Simple Food Swaps for Healthy Holiday Eating
Maybe you’ve been able to drop a few pounds recently or hold your weight steady by eating more healthfully and exercising a bit. Are you worried that seasonal indulgences might sabotage your efforts? You’re not alone.
The holidays are coming, and you know what that means—sit-down dinners with heaping platters of meat, gravy and sauce-laden vegetables, and buffet tables so filled with cheese-topped appetizers, mayonnaise-soaked salads and rich desserts that you can’t see the tablecloth underneath. Gifts of irresistible candy, cookies, pies and cakes add to the temptations. No wonder our best intentions to eat in moderation crumble faster than fresh gingerbread!
De-stress for success
Does it have to be this way? There are scientists who say it doesn’t, but only if you keep a careful notebook record of every morsel you eat. Just imagine how much fun you’ll have at holiday parties, balancing a plate and drink while you try to scribble, “one pig, no blanket, extra mustard.” Forget the notebook and de-stress to help keep holiday eating healthy, advises Jo-Anne Rizzotto, M.Ed., R.D., L.D.N., C.D.E., a registered and licensed dietitian at the Joslin Diabetes Center, Harvard Medical School, Boston. “Take time for yourself, even for just a few minutes,” she says. “Make the holidays a conscious thought.” By doing a little pre-planning, “you may be able to make different decisions.”
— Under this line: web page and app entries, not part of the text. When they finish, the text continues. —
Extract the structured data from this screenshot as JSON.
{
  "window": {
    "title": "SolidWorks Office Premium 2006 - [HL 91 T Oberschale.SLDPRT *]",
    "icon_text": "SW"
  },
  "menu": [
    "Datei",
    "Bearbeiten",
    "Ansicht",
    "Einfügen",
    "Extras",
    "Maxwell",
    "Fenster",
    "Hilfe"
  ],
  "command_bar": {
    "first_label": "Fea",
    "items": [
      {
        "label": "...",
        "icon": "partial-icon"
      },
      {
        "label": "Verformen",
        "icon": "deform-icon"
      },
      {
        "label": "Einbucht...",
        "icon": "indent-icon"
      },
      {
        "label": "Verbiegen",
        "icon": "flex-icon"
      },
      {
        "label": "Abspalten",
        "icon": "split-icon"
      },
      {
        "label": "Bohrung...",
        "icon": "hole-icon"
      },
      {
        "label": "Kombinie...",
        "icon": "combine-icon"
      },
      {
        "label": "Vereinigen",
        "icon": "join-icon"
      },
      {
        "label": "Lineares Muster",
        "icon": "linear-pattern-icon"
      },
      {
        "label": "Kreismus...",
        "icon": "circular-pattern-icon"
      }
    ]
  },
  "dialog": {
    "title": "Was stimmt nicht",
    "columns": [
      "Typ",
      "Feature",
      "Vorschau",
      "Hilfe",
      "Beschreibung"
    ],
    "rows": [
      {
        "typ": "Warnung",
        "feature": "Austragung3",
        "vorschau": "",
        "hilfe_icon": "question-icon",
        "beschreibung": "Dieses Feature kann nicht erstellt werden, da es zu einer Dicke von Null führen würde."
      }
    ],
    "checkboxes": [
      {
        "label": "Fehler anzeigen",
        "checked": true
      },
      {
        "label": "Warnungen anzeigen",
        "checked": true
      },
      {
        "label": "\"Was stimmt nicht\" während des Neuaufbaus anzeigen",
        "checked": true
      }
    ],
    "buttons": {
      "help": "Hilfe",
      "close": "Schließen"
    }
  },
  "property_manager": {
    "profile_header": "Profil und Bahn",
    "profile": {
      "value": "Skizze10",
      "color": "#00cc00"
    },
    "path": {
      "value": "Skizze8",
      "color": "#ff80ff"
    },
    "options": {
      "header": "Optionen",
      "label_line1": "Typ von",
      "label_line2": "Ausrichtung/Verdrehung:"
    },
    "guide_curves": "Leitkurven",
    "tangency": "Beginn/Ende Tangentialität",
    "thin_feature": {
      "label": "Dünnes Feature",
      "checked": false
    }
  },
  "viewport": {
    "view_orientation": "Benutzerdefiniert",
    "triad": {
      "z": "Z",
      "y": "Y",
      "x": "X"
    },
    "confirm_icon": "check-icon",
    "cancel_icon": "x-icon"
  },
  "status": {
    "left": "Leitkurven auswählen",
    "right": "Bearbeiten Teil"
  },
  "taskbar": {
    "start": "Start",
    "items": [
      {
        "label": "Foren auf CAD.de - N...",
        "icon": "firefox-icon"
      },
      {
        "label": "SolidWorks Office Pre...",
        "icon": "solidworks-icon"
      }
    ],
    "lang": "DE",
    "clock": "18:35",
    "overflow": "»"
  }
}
Evaluate your traditional family favorites and decide to serve just the must-haves this year. Then perform what Rizzotto calls “recipe reconstruction” to lighten the ingredients in each. “Alter the fat or sugar content a bit,” she says. That reduces calories and “you can still make them taste good.”
A few ideas for turning popular holiday foods healthier:
- Use olive oil and herbs instead of cream or cheese in veggie dishes.
- Make green bean casserole with low-fat or dairy-free sour cream;
- Replace sausage, white bread and butter in stuffing with nuts, whole grains and broth or water (if you can’t give up the sausage, opt for the turkey or chicken version).
- Choose for sweet potatoes with cinnaman and spices (maybe add a drizzle of agave nectar) over scalloped white ones with butter and cream
If you’re worried about your guests’ reactions, Rizzotto adds, “find an ally in the family, someone who can support your approach.” With your sister or cousin backing you up, it may be easier to make changes.
Emphasize the good stuff
Recent research shows what we’ve all long known, that fruits, vegetables and whole grains are great for our bodies. For your festive recipes, choose foods that do more than just taste good. For instance, pecans and other nuts rich in monounsaturated fat lower bad cholesterol, while peanuts reduce gallstone disease risk in women.
“Nuts are a far better snack than fat-free pretzels. You’re getting antioxidants, which are better for you than a mouthful of starch,” says nutritionist Lauren Swann, M.S., R.D., co-author of the Black Family Dinner Quilt Cookbook (Tradery House, 1993). Be sure to buy unsalted nuts, she recommends, or you may have trouble controlling your snacking.
Cranberries, blueberries and lingonberries are strong antioxidants and have cancer-preventive action. Broccoli, cauliflower and other cabbage family vegetables also reduce cancer risk. Even chocolate and cocoa may benefit your cardiovascular system. (more…)